IDFChief of Staff Lt. Gen. Herzi Halevi has initiated a team of former military officers to investigate the army’s operational collapses in the lead-up to Hamas’s October 7 carnage.
The probe seeks to draw operational findings for the military and will not look into the approaches of the political leadership.
The judgment came 90 days after Hamas undertook its terror onslaught on southern Israel.
Former IDF chief of staff Shaul Mofaz, former Military Intelligence Directorate head Aharon Ze’evi-Farkash, former Southern Command leader Sami Turgeman and former Operations Directorate chief Yoav Har-Even will be among the members of the investigatory team.
The team will probe the acts of the IDF on October 7 and the duration leading up to the Hamas attack.
Responding to the backlash from cabinet ministers, Halevi explained that the investigation would only deal with the IDF’s form of preparedness.
According to Ynet, Halevi told defence officials that he would carry out “a professional investigation by external compliance to investigate the conduct of the army in the war to improve its performance for the future” and reiterated that it would not analyse any aspect of Israel’s reaction on a national-political level.
The IDF had said it would examine the October 7 attack “when we have the operational possibility.”
The military elucidated that it had not yet begun to explore the failures that led to Hamas’s October 7 shock attack, when thousands of terrorists exploded into southern Israel, massacring some 1,200 people and abducting over 240, but assured that “the investigation process is being formulated.”
In a short message, the IDF said the General Staff was choosing the heads of various teams to analyse the incidents surrounding the terror attack. “When things are finalised, they will be reported to the public,” the IDF statement added.
Under the designed probe, Mofaz will examine the IDF General Staff, Ze’evi-Farkash will scrutinise the IDF’s intelligence, Turgeman will investigate the fallen defences on the Gaza border, and Har-Even will analyse the general operational aspects of October 7.
The decision came as a discussion of top ministers planned to arrange for the administration of Gaza following the fight against Hamas completed in a loud and angry conflict between ministers and military arrogance, as right-wing lawmakers screamed foul over the objectives for the IDF to probe its own mistakes.
The altercation saw right-wing politicians, including some from Prime Minister Benjamin Netanyahu’s Likud party, aim Halevi over both the inquest timing and Mofaz, a former politician.
The rivalry brought to the surface long-simmering strains between the military and some in the hard-right bloc over Israeli policies vis-à-vis the Palestinians, revealing cracks in the essentially harmonious front presented by the ministers since the war broke out three months ago.
It also came as US Secretary of State Antony Blinken was directed to the region for highly expected talks on plans to wind down action and hand over civil authority of Gaza.

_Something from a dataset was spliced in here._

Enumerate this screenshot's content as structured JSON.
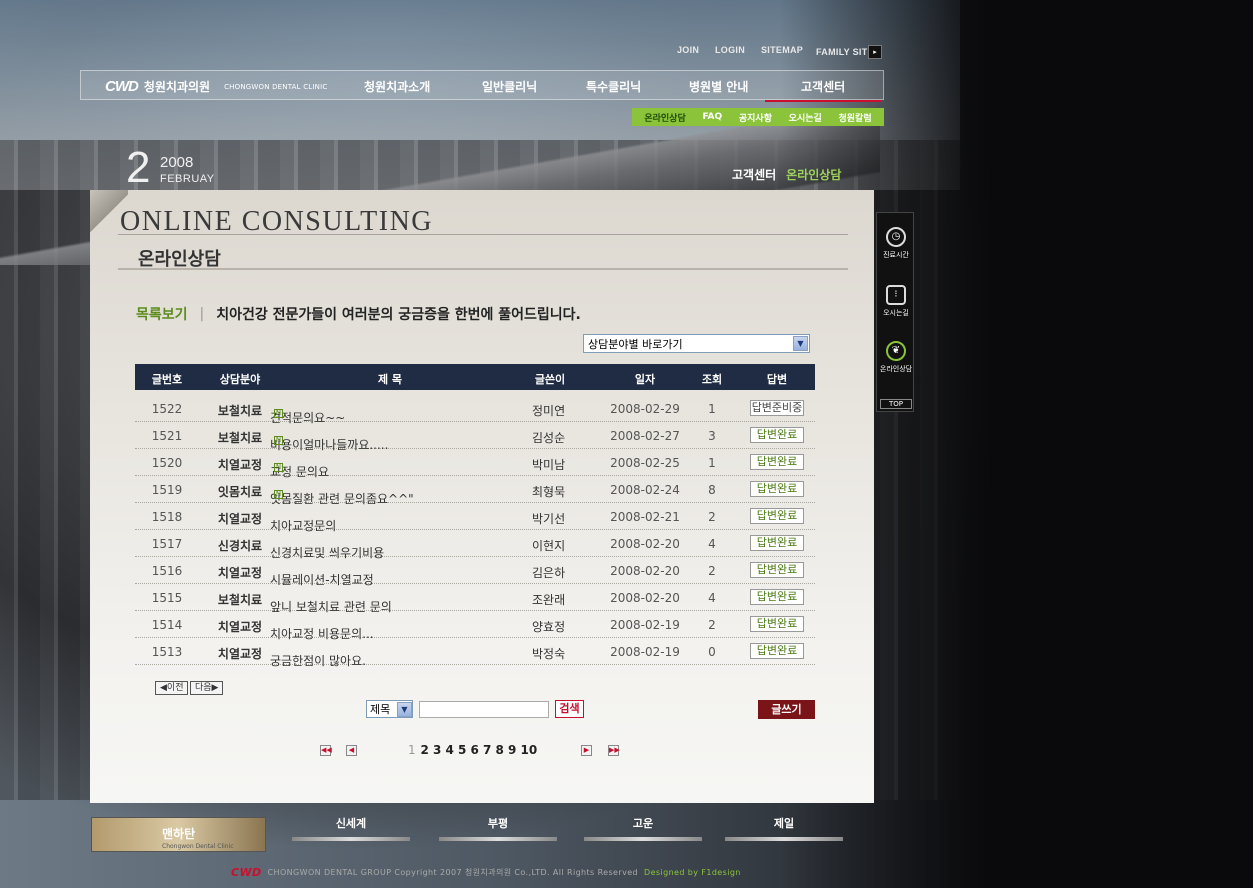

According to the reports, Transportation Minister Miri Regev encountered Halevi during the discussion about the probe, with National Security Minister Itamar Ben Gvir, Finance Minister Bezalel Smotrich and Regional Cooperation Minister David Amsalem entering the fray as they required to know why the army had chosen to launch its investigation with fighting ongoing in Gaza.

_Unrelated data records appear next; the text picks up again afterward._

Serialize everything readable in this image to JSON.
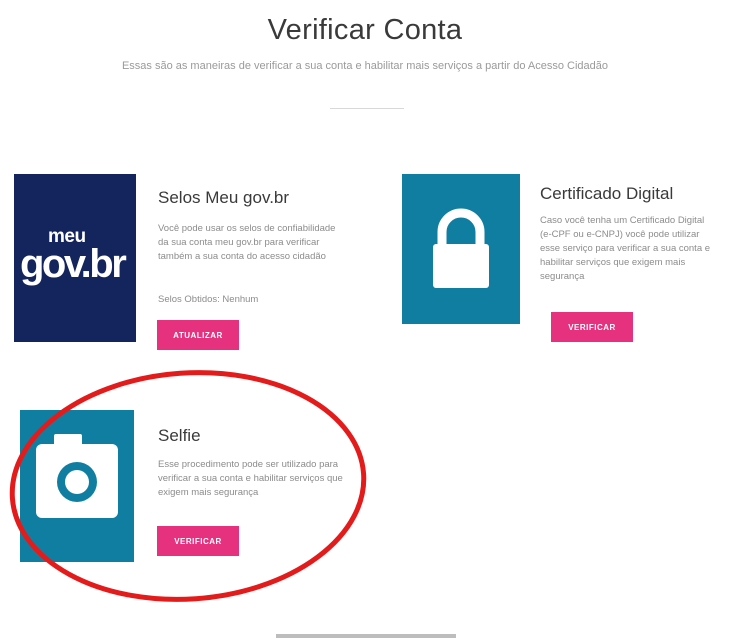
{
  "header": {
    "title": "Verificar Conta",
    "subtitle": "Essas são as maneiras de verificar a sua conta e habilitar mais serviços a partir do Acesso Cidadão"
  },
  "cards": [
    {
      "title": "Selos Meu gov.br",
      "description": "Você pode usar os selos de confiabilidade da sua conta meu gov.br para verificar também a sua conta do acesso cidadão",
      "extra": "Selos Obtidos: Nenhum",
      "button_label": "ATUALIZAR",
      "logo_small": "meu",
      "logo_large": "gov.br",
      "color": "#14245c"
    },
    {
      "title": "Certificado Digital",
      "description": "Caso você tenha um Certificado Digital (e-CPF ou e-CNPJ) você pode utilizar esse serviço para verificar a sua conta e habilitar serviços que exigem mais segurança",
      "button_label": "VERIFICAR",
      "icon": "lock-icon",
      "color": "#107ea1"
    },
    {
      "title": "Selfie",
      "description": "Esse procedimento pode ser utilizado para verificar a sua conta e habilitar serviços que exigem mais segurança",
      "button_label": "VERIFICAR",
      "icon": "camera-icon",
      "color": "#107ea1"
    }
  ],
  "colors": {
    "accent_button": "#e5317e",
    "annotation": "#e41b1b"
  }
}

Minister reportedly said he was angry about the inclusion of Mofaz due to his involvement in the 2005 retreat from Gaza. Some on the far-right hope to see the disengagement from the Strip changed in the wake of the war against Hamas and the re-establishment of compensations there.
Smotrich, who leads the far-right Religious Zionism party, supported the attacks on Halevi during the previous night’s cabinet session, writing on X, formerly Twitter, that politicians challenging or criticising military officials do not imply they are not giving full consent to the army amid the war against Hamas in Gaza.

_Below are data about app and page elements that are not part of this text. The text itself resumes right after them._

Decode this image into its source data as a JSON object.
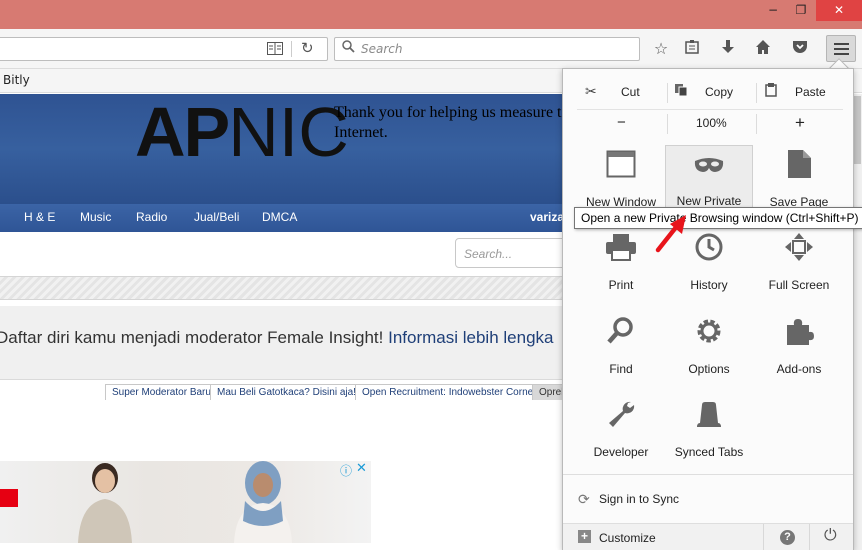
{
  "window": {
    "minimize_glyph": "−",
    "maximize_glyph": "❐",
    "close_glyph": "✕",
    "titlebar_color": "#d77a72"
  },
  "toolbar": {
    "search_placeholder": "Search",
    "icons": [
      "reader-view-icon",
      "reload-icon",
      "bookmark-star-icon",
      "bookmarks-list-icon",
      "download-icon",
      "home-icon",
      "pocket-icon",
      "hamburger-menu-icon"
    ]
  },
  "bookmarks": {
    "items": [
      {
        "label": "Bitly"
      }
    ]
  },
  "site": {
    "logo_bold": "AP",
    "logo_thin": "NIC",
    "header_text": "Thank you for helping us measure t Internet.",
    "nav": [
      "H & E",
      "Music",
      "Radio",
      "Jual/Beli",
      "DMCA"
    ],
    "user": "variza",
    "search_placeholder": "Search...",
    "notice_text": "Daftar diri kamu menjadi moderator Female Insight! ",
    "notice_link": "Informasi lebih lengka",
    "tabs": [
      "Super Moderator Baru",
      "Mau Beli Gatotkaca? Disini aja!!!",
      "Open Recruitment: Indowebster Corner",
      "Oprek"
    ],
    "ad_info": "ⓘ",
    "ad_close": "✕",
    "header_color": "#2f5392"
  },
  "menu": {
    "edit": {
      "cut": "Cut",
      "copy": "Copy",
      "paste": "Paste"
    },
    "zoom": {
      "minus": "−",
      "level": "100%",
      "plus": "+"
    },
    "items": [
      {
        "label": "New Window",
        "icon": "new-window-icon"
      },
      {
        "label": "New Private",
        "icon": "private-mask-icon"
      },
      {
        "label": "Save Page",
        "icon": "save-page-icon"
      },
      {
        "label": "Print",
        "icon": "printer-icon"
      },
      {
        "label": "History",
        "icon": "history-clock-icon"
      },
      {
        "label": "Full Screen",
        "icon": "fullscreen-icon"
      },
      {
        "label": "Find",
        "icon": "find-magnifier-icon"
      },
      {
        "label": "Options",
        "icon": "options-gear-icon"
      },
      {
        "label": "Add-ons",
        "icon": "addons-puzzle-icon"
      },
      {
        "label": "Developer",
        "icon": "developer-wrench-icon"
      },
      {
        "label": "Synced Tabs",
        "icon": "synced-tabs-icon"
      }
    ],
    "sync_label": "Sign in to Sync",
    "customize_label": "Customize",
    "help_glyph": "?",
    "quit_glyph": "⏻"
  },
  "tooltip": {
    "text": "Open a new Private Browsing window (Ctrl+Shift+P)"
  }
}
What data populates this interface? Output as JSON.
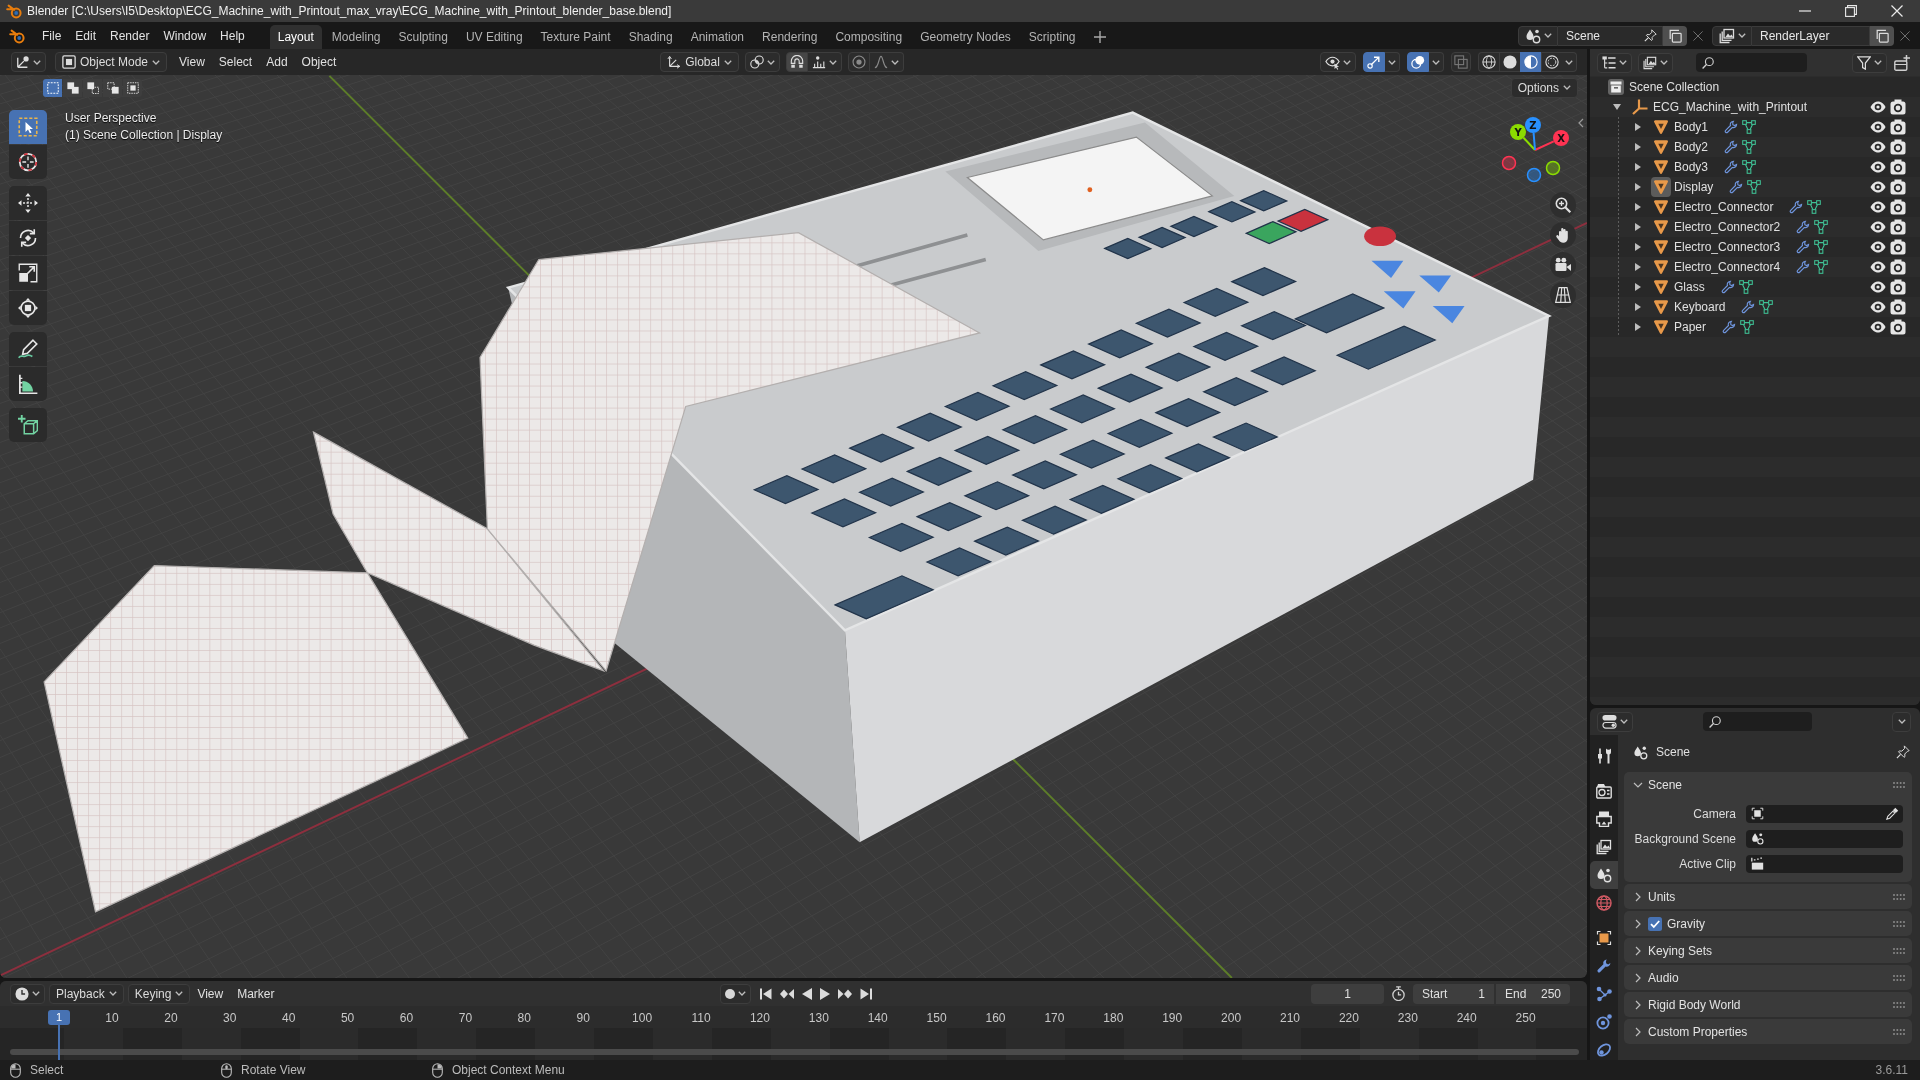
{
  "window": {
    "title": "Blender [C:\\Users\\I5\\Desktop\\ECG_Machine_with_Printout_max_vray\\ECG_Machine_with_Printout_blender_base.blend]"
  },
  "menu": [
    "File",
    "Edit",
    "Render",
    "Window",
    "Help"
  ],
  "workspaces": [
    {
      "label": "Layout",
      "selected": true
    },
    {
      "label": "Modeling",
      "selected": false
    },
    {
      "label": "Sculpting",
      "selected": false
    },
    {
      "label": "UV Editing",
      "selected": false
    },
    {
      "label": "Texture Paint",
      "selected": false
    },
    {
      "label": "Shading",
      "selected": false
    },
    {
      "label": "Animation",
      "selected": false
    },
    {
      "label": "Rendering",
      "selected": false
    },
    {
      "label": "Compositing",
      "selected": false
    },
    {
      "label": "Geometry Nodes",
      "selected": false
    },
    {
      "label": "Scripting",
      "selected": false
    }
  ],
  "scene_selector": {
    "value": "Scene"
  },
  "view_layer_selector": {
    "value": "RenderLayer"
  },
  "viewport": {
    "mode": "Object Mode",
    "menus": [
      "View",
      "Select",
      "Add",
      "Object"
    ],
    "orientation": "Global",
    "toggles": [
      {
        "kind": "gizmos",
        "on": true
      },
      {
        "kind": "overlays",
        "on": true
      },
      {
        "kind": "xray",
        "on": false
      }
    ],
    "shading": [
      {
        "kind": "wireframe",
        "selected": false
      },
      {
        "kind": "solid",
        "selected": false
      },
      {
        "kind": "material",
        "selected": true
      },
      {
        "kind": "rendered",
        "selected": false
      }
    ],
    "select_modes": [
      {
        "kind": "set",
        "selected": true
      },
      {
        "kind": "extend",
        "selected": false
      },
      {
        "kind": "subtract",
        "selected": false
      },
      {
        "kind": "invert",
        "selected": false
      },
      {
        "kind": "intersect",
        "selected": false
      }
    ],
    "options_label": "Options",
    "view_name": "User Perspective",
    "context": "(1) Scene Collection | Display",
    "toolbar": [
      [
        {
          "kind": "select_box",
          "selected": true
        },
        {
          "kind": "cursor",
          "selected": false
        }
      ],
      [
        {
          "kind": "move",
          "selected": false
        },
        {
          "kind": "rotate",
          "selected": false
        },
        {
          "kind": "scale",
          "selected": false
        },
        {
          "kind": "transform",
          "selected": false
        }
      ],
      [
        {
          "kind": "annotate",
          "selected": false
        },
        {
          "kind": "measure",
          "selected": false
        }
      ],
      [
        {
          "kind": "add_cube",
          "selected": false
        }
      ]
    ],
    "navigation_gizmo": [
      {
        "label": "X",
        "color": "#ff3352"
      },
      {
        "label": "Y",
        "color": "#8bdc00"
      },
      {
        "label": "Z",
        "color": "#2890ff"
      }
    ]
  },
  "outliner": {
    "root": "Scene Collection",
    "items": [
      {
        "name": "ECG_Machine_with_Printout",
        "kind": "empty",
        "expanded": true,
        "active": false,
        "visible": true,
        "renderable": true,
        "children": [
          {
            "name": "Body1",
            "kind": "mesh",
            "expanded": false,
            "active": false,
            "visible": true,
            "renderable": true
          },
          {
            "name": "Body2",
            "kind": "mesh",
            "expanded": false,
            "active": false,
            "visible": true,
            "renderable": true
          },
          {
            "name": "Body3",
            "kind": "mesh",
            "expanded": false,
            "active": false,
            "visible": true,
            "renderable": true
          },
          {
            "name": "Display",
            "kind": "mesh",
            "expanded": false,
            "active": true,
            "visible": true,
            "renderable": true
          },
          {
            "name": "Electro_Connector",
            "kind": "mesh",
            "expanded": false,
            "active": false,
            "visible": true,
            "renderable": true
          },
          {
            "name": "Electro_Connector2",
            "kind": "mesh",
            "expanded": false,
            "active": false,
            "visible": true,
            "renderable": true
          },
          {
            "name": "Electro_Connector3",
            "kind": "mesh",
            "expanded": false,
            "active": false,
            "visible": true,
            "renderable": true
          },
          {
            "name": "Electro_Connector4",
            "kind": "mesh",
            "expanded": false,
            "active": false,
            "visible": true,
            "renderable": true
          },
          {
            "name": "Glass",
            "kind": "mesh",
            "expanded": false,
            "active": false,
            "visible": true,
            "renderable": true
          },
          {
            "name": "Keyboard",
            "kind": "mesh",
            "expanded": false,
            "active": false,
            "visible": true,
            "renderable": true
          },
          {
            "name": "Paper",
            "kind": "mesh",
            "expanded": false,
            "active": false,
            "visible": true,
            "renderable": true
          }
        ]
      }
    ]
  },
  "properties": {
    "tabs": [
      [
        {
          "kind": "tool",
          "selected": false
        }
      ],
      [
        {
          "kind": "render",
          "selected": false
        },
        {
          "kind": "output",
          "selected": false
        },
        {
          "kind": "view_layer",
          "selected": false
        },
        {
          "kind": "scene",
          "selected": true
        },
        {
          "kind": "world",
          "selected": false
        }
      ],
      [
        {
          "kind": "object",
          "selected": false
        },
        {
          "kind": "modifiers",
          "selected": false
        },
        {
          "kind": "particles",
          "selected": false
        },
        {
          "kind": "physics",
          "selected": false
        },
        {
          "kind": "constraints",
          "selected": false
        }
      ]
    ],
    "context": "Scene",
    "panels": [
      {
        "title": "Scene",
        "kind": "plain",
        "expanded": true,
        "fields": [
          {
            "label": "Camera",
            "kind": "camera"
          },
          {
            "label": "Background Scene",
            "kind": "scene"
          },
          {
            "label": "Active Clip",
            "kind": "clip"
          }
        ]
      },
      {
        "title": "Units",
        "kind": "plain",
        "expanded": false
      },
      {
        "title": "Gravity",
        "kind": "toggle",
        "checked": true,
        "expanded": false
      },
      {
        "title": "Keying Sets",
        "kind": "plain",
        "expanded": false
      },
      {
        "title": "Audio",
        "kind": "plain",
        "expanded": false
      },
      {
        "title": "Rigid Body World",
        "kind": "plain",
        "expanded": false
      },
      {
        "title": "Custom Properties",
        "kind": "plain",
        "expanded": false
      }
    ]
  },
  "timeline": {
    "menus": [
      {
        "label": "Playback",
        "kind": "dropdown"
      },
      {
        "label": "Keying",
        "kind": "dropdown"
      },
      {
        "label": "View",
        "kind": "menu"
      },
      {
        "label": "Marker",
        "kind": "menu"
      }
    ],
    "auto_keying": {
      "on": false
    },
    "current_frame": "1",
    "start": {
      "label": "Start",
      "value": "1"
    },
    "end": {
      "label": "End",
      "value": "250"
    },
    "playhead": "1",
    "ruler": [
      "10",
      "20",
      "30",
      "40",
      "50",
      "60",
      "70",
      "80",
      "90",
      "100",
      "110",
      "120",
      "130",
      "140",
      "150",
      "160",
      "170",
      "180",
      "190",
      "200",
      "210",
      "220",
      "230",
      "240",
      "250"
    ]
  },
  "status_bar": {
    "hints": [
      {
        "kind": "left",
        "text": "Select"
      },
      {
        "kind": "middle",
        "text": "Rotate View"
      },
      {
        "kind": "right",
        "text": "Object Context Menu"
      }
    ],
    "version": "3.6.11"
  }
}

“It is permissible and even desirable to ask the army questions and to criticise it as well,” he wrote. “The attempts to prevent this are undemocratic and very dangerous. This is the first lesson from the initial investigation of the October 7.”